In the late 1990s, a team of scientists began using a then-innovative instrument mounted on the Parkes Telescope in New South Wales, the Parkes Multibeam Receiver. Its unique sensitivity and field of view allowed for an unprecedentedly sensitive radio survey of the sky.


These studies were made possible by tuning the receiver to a neutral hydrogen radio link. Despite the fact that this is a weak line, the sensitivity of the receiver made it possible to register thousands of galaxies in "blind" sky surveys. Moreover, on radio waves, radiation travels directly through the dust layer in the Milky Way. In fact, the Galaxy becomes invisible.

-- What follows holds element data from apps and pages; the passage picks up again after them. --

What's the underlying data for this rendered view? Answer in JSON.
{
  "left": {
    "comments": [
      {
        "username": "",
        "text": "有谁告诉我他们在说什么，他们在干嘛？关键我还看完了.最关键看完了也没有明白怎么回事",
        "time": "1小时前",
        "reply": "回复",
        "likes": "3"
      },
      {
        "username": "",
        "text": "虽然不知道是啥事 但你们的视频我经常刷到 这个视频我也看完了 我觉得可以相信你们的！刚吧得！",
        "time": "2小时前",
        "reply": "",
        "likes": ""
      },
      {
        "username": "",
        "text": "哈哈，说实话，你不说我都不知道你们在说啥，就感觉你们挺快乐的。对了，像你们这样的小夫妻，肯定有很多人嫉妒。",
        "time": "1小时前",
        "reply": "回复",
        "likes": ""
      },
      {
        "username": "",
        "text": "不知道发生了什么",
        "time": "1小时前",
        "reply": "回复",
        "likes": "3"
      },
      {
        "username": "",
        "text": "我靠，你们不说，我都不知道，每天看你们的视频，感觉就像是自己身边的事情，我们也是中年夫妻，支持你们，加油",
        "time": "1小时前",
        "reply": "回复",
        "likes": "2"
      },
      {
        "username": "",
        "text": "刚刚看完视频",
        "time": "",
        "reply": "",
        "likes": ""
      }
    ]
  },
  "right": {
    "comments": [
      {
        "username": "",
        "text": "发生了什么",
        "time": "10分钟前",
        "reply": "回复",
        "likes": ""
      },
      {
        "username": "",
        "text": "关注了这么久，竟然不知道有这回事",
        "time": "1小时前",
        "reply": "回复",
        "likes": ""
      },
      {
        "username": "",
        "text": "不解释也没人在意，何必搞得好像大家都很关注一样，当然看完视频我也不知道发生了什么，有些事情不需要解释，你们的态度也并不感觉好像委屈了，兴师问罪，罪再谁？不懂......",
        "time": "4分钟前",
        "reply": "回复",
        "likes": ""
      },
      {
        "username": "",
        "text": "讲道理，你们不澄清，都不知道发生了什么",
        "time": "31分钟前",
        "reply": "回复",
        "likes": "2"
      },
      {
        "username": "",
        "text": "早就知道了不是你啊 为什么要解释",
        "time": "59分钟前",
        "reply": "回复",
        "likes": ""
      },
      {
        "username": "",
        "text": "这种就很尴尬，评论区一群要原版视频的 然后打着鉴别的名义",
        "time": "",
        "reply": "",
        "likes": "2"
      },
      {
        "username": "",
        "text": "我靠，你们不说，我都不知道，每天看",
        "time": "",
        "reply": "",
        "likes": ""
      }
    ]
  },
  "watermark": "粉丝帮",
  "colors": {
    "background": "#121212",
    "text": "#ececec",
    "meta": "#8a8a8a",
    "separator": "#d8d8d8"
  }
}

The HI Parkes All-Sky Survey (HIPASS) in the neutral hydrogen line helped observe the entire southern sky for the first time. In addition, HIPASS was the first sensitive survey of the sky for extragalactic hydrogen ever carried out with a telescope. However, nothing unexpected or unusual has been found outside the Milky Way.

Scientists have concluded that more careful observation is needed. Theoretical models can only be challenged if nothing is found within 200 million light years.

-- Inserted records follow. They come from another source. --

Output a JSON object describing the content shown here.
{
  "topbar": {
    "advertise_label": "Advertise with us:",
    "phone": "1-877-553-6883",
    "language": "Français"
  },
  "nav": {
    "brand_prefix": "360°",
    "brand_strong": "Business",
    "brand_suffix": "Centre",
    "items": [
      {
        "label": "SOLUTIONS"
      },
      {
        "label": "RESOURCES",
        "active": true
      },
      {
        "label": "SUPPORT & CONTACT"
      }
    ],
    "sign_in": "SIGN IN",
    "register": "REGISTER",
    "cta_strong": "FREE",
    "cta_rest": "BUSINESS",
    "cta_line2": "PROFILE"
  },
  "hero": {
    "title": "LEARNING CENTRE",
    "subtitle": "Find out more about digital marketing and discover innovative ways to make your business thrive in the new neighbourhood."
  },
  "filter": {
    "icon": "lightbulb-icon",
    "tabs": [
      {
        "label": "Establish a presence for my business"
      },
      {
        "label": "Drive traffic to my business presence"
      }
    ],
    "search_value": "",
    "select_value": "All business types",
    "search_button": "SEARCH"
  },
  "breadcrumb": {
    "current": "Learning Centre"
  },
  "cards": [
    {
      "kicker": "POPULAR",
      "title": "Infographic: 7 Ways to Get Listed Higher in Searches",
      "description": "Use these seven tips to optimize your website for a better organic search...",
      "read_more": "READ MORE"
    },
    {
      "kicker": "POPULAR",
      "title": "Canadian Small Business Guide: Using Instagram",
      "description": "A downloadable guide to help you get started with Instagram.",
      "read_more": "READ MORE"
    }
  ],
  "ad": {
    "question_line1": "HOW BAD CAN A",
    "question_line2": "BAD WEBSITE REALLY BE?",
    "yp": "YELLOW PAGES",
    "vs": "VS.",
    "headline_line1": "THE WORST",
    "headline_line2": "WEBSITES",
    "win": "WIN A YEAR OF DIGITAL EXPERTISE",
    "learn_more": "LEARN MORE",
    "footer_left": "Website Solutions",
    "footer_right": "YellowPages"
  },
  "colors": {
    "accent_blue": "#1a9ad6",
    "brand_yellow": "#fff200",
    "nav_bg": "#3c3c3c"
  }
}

Thus, a series of detailed observations of the local universe outside the disk and bulge of the Milky Way were carried out - again, using the Parks telescope.

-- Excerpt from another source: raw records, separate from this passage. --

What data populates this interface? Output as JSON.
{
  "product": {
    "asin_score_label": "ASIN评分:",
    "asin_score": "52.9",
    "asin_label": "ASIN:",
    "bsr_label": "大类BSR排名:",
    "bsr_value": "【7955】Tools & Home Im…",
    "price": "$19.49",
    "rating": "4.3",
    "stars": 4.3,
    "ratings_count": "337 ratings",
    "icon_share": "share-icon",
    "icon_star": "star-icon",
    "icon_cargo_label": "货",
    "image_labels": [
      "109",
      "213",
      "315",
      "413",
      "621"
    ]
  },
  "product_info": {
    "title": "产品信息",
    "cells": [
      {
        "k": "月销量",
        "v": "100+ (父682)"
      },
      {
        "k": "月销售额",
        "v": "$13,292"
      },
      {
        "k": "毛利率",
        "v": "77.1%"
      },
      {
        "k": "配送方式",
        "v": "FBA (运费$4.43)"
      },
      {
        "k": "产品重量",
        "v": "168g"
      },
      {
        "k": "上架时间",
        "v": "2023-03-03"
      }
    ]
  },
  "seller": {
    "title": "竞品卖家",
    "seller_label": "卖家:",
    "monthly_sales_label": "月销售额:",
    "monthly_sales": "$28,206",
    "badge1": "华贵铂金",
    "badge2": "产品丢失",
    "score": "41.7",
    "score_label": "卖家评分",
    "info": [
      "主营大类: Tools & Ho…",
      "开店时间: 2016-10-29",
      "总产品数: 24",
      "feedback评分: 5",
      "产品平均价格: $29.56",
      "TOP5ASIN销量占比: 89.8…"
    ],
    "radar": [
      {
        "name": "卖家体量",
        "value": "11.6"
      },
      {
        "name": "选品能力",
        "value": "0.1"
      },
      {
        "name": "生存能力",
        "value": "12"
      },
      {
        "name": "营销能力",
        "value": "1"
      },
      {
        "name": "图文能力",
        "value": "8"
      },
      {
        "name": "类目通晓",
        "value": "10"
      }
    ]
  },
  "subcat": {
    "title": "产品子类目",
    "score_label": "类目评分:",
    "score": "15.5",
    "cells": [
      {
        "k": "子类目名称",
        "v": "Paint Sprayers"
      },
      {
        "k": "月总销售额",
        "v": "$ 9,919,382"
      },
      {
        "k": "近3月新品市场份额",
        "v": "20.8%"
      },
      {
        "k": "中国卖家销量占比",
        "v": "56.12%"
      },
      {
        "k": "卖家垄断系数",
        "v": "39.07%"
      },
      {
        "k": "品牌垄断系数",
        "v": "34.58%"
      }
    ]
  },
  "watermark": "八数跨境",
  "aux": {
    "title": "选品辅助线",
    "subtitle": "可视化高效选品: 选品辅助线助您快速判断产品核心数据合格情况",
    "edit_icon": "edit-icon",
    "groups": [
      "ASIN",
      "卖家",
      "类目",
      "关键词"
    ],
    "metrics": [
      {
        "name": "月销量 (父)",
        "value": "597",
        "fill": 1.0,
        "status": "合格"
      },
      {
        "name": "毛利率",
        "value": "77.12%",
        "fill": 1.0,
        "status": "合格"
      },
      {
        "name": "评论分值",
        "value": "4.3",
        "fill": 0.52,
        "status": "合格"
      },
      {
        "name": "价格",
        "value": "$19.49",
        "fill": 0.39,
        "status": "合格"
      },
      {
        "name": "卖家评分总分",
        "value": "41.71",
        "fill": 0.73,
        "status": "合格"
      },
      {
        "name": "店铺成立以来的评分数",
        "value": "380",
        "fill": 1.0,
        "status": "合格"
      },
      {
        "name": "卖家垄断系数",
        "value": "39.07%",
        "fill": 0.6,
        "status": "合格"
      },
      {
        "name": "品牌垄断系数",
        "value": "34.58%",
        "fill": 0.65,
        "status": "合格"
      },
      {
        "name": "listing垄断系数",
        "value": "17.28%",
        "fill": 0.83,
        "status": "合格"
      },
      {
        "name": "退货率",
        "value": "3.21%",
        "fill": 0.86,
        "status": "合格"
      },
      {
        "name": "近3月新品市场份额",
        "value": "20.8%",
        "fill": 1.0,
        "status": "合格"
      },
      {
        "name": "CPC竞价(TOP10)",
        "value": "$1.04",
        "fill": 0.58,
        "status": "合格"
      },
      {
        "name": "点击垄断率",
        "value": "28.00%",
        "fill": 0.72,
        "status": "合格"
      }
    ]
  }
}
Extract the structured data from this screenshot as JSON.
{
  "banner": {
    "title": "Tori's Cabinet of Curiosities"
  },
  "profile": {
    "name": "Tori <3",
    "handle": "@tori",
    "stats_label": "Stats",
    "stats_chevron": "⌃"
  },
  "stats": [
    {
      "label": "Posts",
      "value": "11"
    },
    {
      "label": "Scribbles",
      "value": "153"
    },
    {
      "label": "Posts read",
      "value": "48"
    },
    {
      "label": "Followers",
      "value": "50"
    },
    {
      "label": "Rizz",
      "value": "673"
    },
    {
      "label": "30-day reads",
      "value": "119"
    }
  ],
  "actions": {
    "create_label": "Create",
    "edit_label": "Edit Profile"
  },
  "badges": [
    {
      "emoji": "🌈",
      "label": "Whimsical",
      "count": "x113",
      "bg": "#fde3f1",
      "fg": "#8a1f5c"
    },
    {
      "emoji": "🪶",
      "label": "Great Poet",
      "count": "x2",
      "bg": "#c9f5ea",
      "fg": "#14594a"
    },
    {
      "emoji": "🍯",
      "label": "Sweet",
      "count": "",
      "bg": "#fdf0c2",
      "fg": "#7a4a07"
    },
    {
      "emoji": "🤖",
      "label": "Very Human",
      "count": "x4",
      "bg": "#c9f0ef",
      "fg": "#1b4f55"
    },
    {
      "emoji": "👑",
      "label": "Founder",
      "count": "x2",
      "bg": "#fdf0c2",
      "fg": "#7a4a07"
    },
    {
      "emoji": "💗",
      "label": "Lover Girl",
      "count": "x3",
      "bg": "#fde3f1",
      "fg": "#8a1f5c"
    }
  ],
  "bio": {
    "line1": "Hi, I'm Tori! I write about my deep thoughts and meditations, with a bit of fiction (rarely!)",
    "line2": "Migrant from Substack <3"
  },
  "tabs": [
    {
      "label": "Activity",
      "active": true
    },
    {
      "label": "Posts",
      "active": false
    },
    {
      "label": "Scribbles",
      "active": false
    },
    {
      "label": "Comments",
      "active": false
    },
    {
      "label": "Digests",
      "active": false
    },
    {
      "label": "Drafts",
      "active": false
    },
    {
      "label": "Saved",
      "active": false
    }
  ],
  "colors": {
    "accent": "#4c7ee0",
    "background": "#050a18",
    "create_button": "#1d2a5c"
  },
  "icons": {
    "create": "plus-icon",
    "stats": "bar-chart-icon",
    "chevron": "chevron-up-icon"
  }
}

There is something there

These studies were completed by the mid-2000s. Due to the complexity of analyzing radio data in the Milky Way (caused by additional noise from cosmic rays), they were processed only by 2016.

Within five degrees of the Milky Way's disk, 883 galaxies have been discovered and another 77 in two parts of the northern region of the Galaxy, visible from the Parks telescope. Only a small part of these galaxies had previously optically observed a redshift, which means that the distance to them was estimated. The Great Attractor is located in that area, although it was not possible to find it directly.


And although it has long been known that there is a certain anomaly in that area, everything began to take on specific features only after these studies. As a result, the location and strength of this excessive density was revealed quite recently.

Is he so great

Work carried out at the Parks Observatory has helped open up new galaxies, galaxy clusters and even new strands of the cosmic web. However, with regard to the immediate gravitational anomaly, instead of finding out more, the observations only exacerbated the mystery surrounding it. The problem is that the excessive density is on the other side of the Milky Way's disk. Between the Great Attractor and us is a huge cluster of stars, cosmic dust and gas.

All this makes it difficult to consider the light emanating from that area, and makes it impossible to observe and study it. This area has been called the zone of avoidance, and the Great Attractor is believed to be right in the middle of it. From time to time, something manages to get through this area. X-ray and radio astronomers are just beginning to observe what is on the other side, but so far the picture is very cloudy and, to put it mildly, incomplete.


Destruction course?

The only thing astronomers know for sure is that the Milky Way and other galaxies in our supercluster are heading towards the Great Attractor. No one really knows what this might mean or if our planet is in danger. Astronomers say it will take them several more years to learn more about this anomaly. Some experts do not consider this a threat, while others argue that all galaxies and clusters are merging into larger and larger superclusters and so the Universe will come to its end - this is part of the Big Compression, which could theoretically follow the Big Bang.

However, don't be upset. Even if the Great Attractor does not pose a threat, we are faced with such problems as climate change, a possible collision with the Earth of a giant astroid, or a supervolcano eruption, which will cause a volcanic winter and possibly kill the human race. Even if we survive in all of the above scenarios, we will face the death of the Sun in seven to eight billion years, the collapse of the Higgs field, or the heat death of the Universe. Nevertheless, we can safely say that the Great Attractor is the most mysterious scenario of the apocalypse of all.

Popular by topic